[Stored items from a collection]
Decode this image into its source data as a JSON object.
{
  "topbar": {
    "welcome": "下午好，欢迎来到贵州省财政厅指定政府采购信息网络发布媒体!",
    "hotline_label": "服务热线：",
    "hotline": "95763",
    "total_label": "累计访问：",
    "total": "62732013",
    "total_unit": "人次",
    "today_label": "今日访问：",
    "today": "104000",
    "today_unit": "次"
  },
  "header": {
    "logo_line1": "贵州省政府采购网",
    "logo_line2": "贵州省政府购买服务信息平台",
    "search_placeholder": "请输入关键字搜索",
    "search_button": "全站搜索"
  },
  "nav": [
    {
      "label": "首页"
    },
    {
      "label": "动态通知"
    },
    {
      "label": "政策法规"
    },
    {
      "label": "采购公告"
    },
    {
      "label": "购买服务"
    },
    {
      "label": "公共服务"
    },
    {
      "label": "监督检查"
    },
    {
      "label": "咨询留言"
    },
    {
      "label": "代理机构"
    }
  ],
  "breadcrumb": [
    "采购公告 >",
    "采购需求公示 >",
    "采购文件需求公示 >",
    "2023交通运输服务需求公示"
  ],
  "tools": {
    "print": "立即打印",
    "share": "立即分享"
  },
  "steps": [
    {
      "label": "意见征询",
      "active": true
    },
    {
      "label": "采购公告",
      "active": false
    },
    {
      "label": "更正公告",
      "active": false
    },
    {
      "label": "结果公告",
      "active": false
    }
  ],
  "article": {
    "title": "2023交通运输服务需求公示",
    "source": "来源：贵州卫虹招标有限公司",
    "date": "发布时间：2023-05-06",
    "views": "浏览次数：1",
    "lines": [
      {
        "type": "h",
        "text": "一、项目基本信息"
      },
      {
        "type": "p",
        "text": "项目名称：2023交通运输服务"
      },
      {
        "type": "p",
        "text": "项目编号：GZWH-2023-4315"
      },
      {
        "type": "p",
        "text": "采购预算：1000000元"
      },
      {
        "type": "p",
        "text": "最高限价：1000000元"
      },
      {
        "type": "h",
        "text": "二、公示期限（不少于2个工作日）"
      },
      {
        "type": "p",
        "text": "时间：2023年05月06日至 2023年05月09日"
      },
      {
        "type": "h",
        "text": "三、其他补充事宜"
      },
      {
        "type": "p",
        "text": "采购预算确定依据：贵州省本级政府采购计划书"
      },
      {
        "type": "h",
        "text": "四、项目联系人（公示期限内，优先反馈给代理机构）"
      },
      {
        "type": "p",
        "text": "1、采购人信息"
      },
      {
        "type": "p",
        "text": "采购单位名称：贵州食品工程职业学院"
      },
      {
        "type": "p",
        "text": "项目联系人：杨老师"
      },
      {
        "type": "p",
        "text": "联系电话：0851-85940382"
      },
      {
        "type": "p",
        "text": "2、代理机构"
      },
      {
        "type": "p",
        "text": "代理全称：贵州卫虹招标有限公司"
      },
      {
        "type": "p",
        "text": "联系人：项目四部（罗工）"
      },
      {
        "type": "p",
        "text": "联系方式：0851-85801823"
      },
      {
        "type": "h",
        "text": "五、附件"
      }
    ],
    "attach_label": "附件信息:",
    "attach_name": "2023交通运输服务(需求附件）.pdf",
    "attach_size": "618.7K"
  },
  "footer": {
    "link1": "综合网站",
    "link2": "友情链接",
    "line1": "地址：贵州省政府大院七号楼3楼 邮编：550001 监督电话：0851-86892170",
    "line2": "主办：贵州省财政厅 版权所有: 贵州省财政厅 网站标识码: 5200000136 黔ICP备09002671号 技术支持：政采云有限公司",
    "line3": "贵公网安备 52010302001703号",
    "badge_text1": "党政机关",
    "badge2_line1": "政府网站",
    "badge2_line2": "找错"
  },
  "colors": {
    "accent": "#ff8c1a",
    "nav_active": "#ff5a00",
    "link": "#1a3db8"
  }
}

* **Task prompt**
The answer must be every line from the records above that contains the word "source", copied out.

* **Solution to this task**
Decode this image into its source data as a JSON object.
    "source": "来源：贵州卫虹招标有限公司",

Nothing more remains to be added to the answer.